Examine each line of the data. Copy the line if it includes the word "装置和计算机程序产品".

--- Records provided ---

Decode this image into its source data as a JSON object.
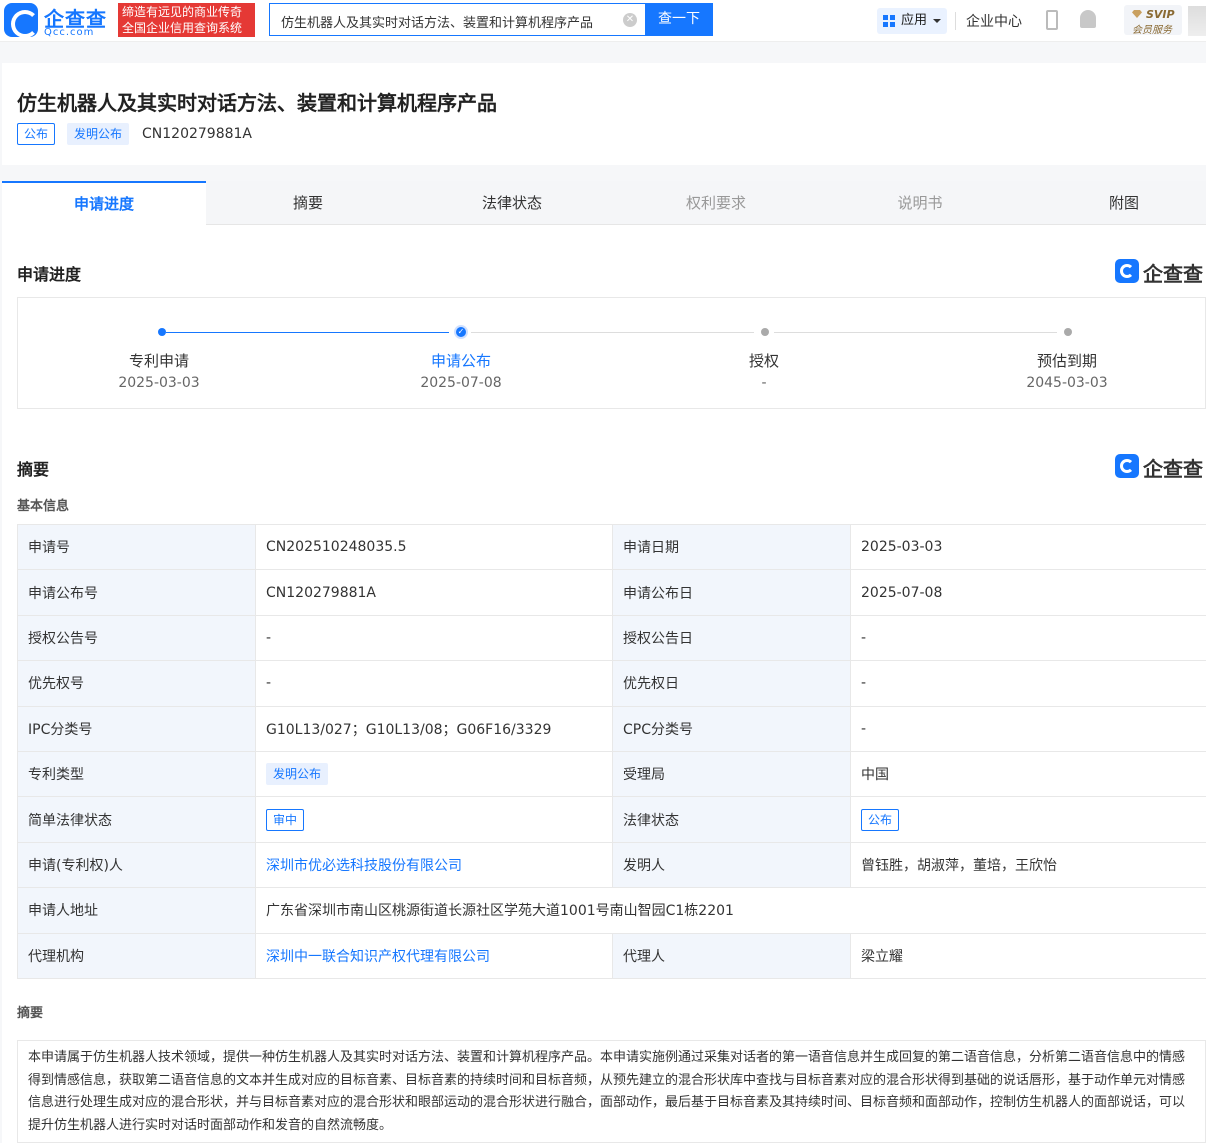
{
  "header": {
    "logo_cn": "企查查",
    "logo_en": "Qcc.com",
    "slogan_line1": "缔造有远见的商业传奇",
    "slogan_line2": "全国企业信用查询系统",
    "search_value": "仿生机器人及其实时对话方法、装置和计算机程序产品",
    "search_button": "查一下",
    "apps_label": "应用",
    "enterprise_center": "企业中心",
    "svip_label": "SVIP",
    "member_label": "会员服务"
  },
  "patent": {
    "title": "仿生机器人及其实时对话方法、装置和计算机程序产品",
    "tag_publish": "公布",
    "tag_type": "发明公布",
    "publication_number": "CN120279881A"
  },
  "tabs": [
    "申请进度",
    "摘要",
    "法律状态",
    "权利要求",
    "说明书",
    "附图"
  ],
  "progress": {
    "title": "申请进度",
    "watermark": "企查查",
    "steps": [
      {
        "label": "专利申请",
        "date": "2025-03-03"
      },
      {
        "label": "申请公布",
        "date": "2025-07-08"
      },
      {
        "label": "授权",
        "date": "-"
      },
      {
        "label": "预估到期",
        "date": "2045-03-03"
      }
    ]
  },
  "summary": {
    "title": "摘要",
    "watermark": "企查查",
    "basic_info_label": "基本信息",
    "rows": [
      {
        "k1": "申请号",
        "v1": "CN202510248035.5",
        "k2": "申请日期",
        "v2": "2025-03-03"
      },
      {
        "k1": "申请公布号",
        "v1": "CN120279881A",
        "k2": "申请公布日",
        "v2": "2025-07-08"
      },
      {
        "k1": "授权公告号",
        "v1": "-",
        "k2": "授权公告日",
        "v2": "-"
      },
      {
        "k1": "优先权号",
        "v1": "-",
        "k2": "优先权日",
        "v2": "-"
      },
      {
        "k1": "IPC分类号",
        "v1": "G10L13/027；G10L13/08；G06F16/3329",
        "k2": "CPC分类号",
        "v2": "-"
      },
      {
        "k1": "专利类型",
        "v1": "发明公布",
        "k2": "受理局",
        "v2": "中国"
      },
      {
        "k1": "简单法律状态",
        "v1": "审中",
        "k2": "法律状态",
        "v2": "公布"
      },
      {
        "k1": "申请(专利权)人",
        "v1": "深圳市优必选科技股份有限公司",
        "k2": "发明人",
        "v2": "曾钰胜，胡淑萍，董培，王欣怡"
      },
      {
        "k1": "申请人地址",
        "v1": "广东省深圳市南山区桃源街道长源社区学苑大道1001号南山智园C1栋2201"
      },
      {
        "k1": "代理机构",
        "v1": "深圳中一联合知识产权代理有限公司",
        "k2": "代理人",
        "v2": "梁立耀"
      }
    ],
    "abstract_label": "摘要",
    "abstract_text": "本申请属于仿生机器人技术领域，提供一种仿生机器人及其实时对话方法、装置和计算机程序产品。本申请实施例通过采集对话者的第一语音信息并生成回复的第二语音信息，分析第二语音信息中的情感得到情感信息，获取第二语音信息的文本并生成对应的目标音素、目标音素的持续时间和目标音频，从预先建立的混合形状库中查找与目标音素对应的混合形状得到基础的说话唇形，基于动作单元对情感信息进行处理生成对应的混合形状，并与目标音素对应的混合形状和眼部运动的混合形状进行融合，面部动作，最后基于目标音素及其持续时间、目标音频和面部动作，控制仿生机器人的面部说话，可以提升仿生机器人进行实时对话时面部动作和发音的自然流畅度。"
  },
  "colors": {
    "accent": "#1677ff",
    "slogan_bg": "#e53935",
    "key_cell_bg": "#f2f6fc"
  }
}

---
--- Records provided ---

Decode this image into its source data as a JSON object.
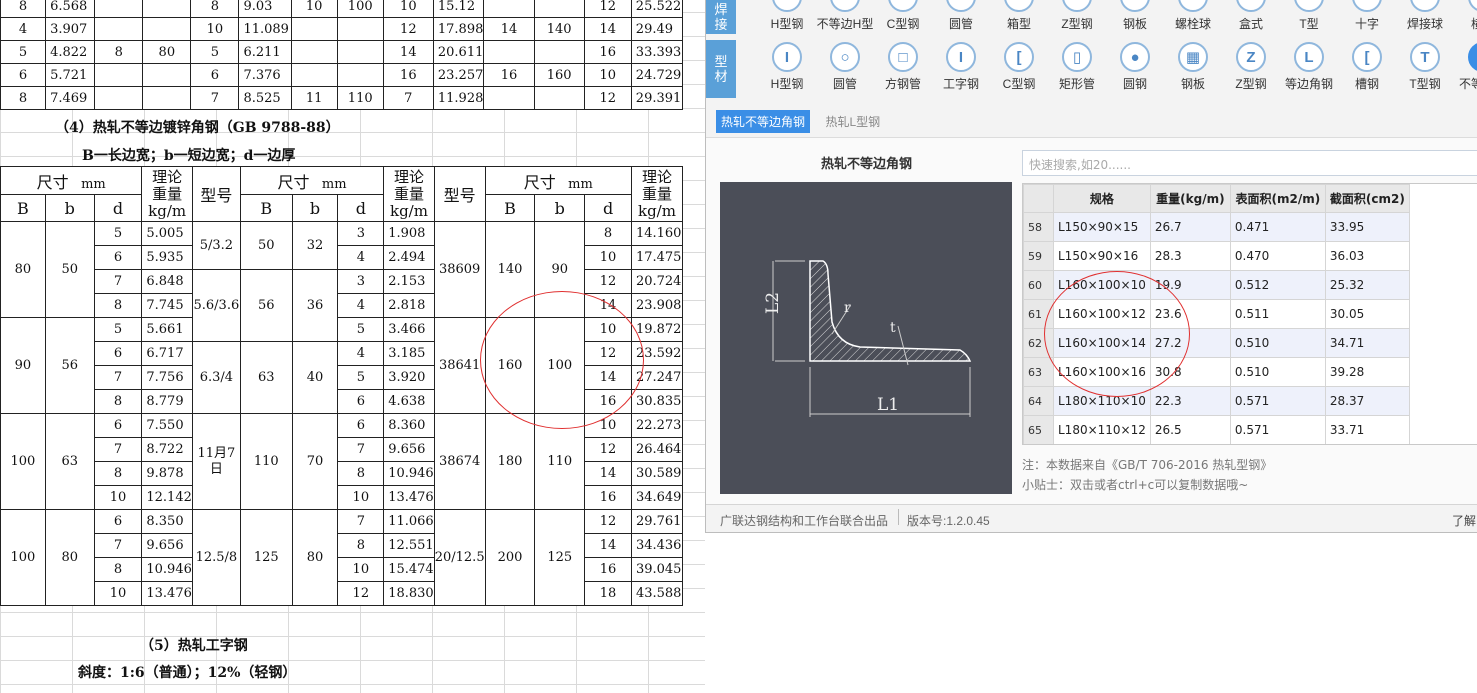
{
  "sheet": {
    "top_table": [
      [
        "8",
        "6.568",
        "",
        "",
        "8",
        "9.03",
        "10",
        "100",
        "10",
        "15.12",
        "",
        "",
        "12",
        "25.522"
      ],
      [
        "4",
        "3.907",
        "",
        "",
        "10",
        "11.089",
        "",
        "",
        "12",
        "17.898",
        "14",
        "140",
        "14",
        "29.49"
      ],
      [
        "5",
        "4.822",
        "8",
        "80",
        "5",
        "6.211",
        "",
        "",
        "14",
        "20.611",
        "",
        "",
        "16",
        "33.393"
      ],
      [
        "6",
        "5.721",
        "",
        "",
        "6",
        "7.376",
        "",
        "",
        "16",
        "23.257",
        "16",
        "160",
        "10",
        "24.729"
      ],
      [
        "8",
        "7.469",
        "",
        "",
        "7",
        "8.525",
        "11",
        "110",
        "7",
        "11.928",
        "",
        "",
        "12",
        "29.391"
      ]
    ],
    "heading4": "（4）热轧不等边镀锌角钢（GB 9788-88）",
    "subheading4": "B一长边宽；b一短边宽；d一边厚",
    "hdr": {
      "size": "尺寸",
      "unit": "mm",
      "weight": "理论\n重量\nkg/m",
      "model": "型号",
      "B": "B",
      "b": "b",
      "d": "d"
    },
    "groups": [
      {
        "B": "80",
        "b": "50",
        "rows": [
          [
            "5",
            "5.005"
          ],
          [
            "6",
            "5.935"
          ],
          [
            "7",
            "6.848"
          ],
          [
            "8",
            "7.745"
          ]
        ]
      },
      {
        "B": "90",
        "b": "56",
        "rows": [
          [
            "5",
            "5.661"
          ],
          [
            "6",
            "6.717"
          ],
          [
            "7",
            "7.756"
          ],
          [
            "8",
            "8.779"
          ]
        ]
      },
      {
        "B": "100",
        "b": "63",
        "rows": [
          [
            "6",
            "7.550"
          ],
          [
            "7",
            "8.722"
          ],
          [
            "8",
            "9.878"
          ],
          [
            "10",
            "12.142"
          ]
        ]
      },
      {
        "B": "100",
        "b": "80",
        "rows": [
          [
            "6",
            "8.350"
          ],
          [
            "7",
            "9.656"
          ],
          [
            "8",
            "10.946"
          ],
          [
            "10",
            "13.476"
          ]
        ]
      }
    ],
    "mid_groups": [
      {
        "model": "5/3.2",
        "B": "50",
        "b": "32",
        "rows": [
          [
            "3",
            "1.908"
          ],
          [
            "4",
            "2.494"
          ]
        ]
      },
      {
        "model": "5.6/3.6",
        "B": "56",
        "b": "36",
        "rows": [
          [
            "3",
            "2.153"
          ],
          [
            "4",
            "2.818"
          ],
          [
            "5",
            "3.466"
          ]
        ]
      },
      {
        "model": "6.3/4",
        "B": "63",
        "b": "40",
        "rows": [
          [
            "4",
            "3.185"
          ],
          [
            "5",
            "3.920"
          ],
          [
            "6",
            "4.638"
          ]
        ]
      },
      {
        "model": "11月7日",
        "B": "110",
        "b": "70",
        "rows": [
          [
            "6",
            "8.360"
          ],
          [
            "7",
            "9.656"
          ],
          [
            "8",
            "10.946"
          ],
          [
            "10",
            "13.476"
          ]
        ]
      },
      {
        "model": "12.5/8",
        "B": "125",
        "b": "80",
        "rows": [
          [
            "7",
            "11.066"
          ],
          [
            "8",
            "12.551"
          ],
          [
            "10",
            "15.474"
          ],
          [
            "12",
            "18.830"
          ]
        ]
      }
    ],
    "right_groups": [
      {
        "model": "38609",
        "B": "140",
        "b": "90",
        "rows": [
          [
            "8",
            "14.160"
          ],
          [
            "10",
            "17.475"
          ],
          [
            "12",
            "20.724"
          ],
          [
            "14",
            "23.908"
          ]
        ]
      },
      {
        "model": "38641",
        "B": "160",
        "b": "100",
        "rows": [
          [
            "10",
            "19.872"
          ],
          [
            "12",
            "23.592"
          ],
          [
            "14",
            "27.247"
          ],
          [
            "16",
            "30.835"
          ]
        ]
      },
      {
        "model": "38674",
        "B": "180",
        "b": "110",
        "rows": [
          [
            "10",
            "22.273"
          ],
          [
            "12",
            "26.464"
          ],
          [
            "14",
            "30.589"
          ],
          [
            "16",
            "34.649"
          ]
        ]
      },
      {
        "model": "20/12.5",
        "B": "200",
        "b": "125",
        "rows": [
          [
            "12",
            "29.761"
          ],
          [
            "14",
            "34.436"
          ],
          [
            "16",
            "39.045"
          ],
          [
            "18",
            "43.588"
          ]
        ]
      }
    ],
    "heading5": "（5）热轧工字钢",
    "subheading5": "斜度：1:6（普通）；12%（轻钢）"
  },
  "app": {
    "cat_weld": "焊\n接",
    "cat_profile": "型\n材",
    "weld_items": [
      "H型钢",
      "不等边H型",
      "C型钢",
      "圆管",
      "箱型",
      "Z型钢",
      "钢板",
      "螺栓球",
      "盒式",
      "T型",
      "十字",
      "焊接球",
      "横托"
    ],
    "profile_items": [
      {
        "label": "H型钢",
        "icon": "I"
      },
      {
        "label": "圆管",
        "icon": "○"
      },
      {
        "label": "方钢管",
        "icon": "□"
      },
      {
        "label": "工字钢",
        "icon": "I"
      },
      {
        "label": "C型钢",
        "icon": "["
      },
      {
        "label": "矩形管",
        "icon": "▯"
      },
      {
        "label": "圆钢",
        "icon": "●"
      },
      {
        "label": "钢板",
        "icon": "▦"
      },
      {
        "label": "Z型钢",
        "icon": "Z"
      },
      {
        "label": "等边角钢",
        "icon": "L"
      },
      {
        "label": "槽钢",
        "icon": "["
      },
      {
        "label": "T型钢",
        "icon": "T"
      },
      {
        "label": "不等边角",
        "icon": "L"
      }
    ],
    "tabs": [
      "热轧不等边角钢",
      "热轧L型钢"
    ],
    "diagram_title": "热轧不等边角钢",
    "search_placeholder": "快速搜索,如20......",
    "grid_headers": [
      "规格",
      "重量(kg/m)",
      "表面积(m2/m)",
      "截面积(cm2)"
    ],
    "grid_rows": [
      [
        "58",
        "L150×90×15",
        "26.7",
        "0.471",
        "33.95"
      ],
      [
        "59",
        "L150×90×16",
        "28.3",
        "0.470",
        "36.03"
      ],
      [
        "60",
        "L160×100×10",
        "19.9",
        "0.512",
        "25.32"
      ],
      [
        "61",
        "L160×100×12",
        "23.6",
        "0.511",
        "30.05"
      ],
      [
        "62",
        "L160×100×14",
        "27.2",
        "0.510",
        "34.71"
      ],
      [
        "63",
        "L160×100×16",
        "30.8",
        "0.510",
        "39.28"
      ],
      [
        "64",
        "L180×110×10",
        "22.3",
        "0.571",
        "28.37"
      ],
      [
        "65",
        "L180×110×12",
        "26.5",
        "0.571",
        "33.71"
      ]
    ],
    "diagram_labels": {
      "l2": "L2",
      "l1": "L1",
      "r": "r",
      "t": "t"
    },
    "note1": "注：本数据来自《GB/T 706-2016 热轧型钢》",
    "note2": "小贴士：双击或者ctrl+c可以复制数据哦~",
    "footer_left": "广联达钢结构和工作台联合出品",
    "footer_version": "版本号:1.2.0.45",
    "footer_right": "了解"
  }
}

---
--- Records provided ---

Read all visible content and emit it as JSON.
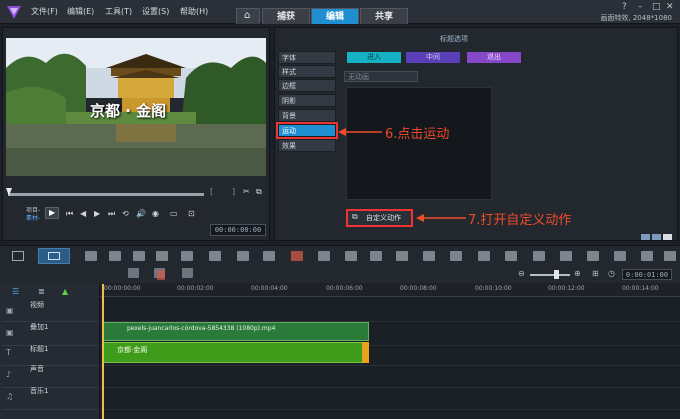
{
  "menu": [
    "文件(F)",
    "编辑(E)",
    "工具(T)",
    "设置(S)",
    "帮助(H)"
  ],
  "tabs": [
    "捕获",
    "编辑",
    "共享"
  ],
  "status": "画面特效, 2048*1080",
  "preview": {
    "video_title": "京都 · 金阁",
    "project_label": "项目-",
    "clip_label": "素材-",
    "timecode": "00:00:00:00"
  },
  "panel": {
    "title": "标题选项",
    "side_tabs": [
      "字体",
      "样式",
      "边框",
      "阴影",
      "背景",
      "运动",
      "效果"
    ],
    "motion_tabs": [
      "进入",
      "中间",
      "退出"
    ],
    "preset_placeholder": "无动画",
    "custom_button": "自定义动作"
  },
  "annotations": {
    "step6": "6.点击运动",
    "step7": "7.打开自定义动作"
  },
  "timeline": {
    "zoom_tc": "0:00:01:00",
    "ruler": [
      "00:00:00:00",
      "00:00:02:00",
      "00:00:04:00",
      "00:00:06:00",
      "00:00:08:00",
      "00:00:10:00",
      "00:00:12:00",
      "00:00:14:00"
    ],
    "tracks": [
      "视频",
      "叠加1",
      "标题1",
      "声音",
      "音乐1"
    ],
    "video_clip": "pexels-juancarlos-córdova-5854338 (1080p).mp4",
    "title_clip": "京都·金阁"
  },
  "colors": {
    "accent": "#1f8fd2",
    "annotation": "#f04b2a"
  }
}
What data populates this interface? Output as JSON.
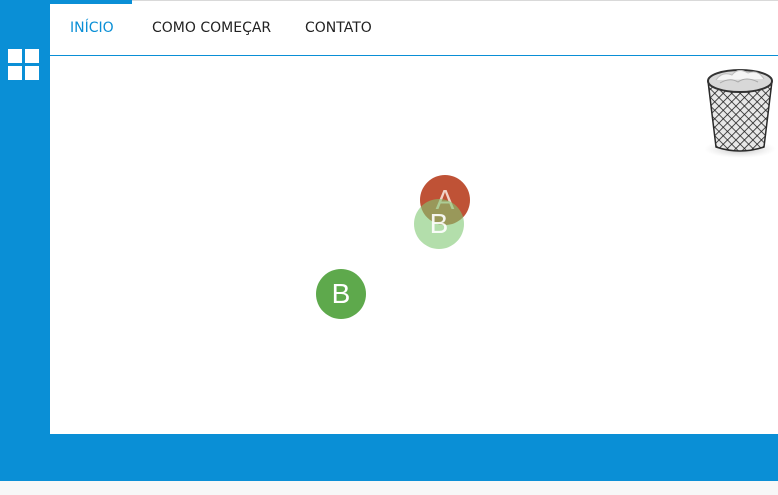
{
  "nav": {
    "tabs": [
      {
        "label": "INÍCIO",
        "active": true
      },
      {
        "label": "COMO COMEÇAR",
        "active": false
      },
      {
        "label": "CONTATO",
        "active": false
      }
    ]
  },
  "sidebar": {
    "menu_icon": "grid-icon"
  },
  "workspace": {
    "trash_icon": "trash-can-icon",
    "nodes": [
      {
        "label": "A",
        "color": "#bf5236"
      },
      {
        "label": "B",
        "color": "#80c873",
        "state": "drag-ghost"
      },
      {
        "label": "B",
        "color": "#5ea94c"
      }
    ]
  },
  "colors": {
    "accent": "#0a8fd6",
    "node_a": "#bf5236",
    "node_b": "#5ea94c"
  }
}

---

### Output
    "search_value": "仿生机器人及其实时对话方法、装置和计算机程序产品",
    "title": "仿生机器人及其实时对话方法、装置和计算机程序产品",
    "abstract_text": "本申请属于仿生机器人技术领域，提供一种仿生机器人及其实时对话方法、装置和计算机程序产品。本申请实施例通过采集对话者的第一语音信息并生成回复的第二语音信息，分析第二语音信息中的情感得到情感信息，获取第二语音信息的文本并生成对应的目标音素、目标音素的持续时间和目标音频，从预先建立的混合形状库中查找与目标音素对应的混合形状得到基础的说话唇形，基于动作单元对情感信息进行处理生成对应的混合形状，并与目标音素对应的混合形状和眼部运动的混合形状进行融合，面部动作，最后基于目标音素及其持续时间、目标音频和面部动作，控制仿生机器人的面部说话，可以提升仿生机器人进行实时对话时面部动作和发音的自然流畅度。"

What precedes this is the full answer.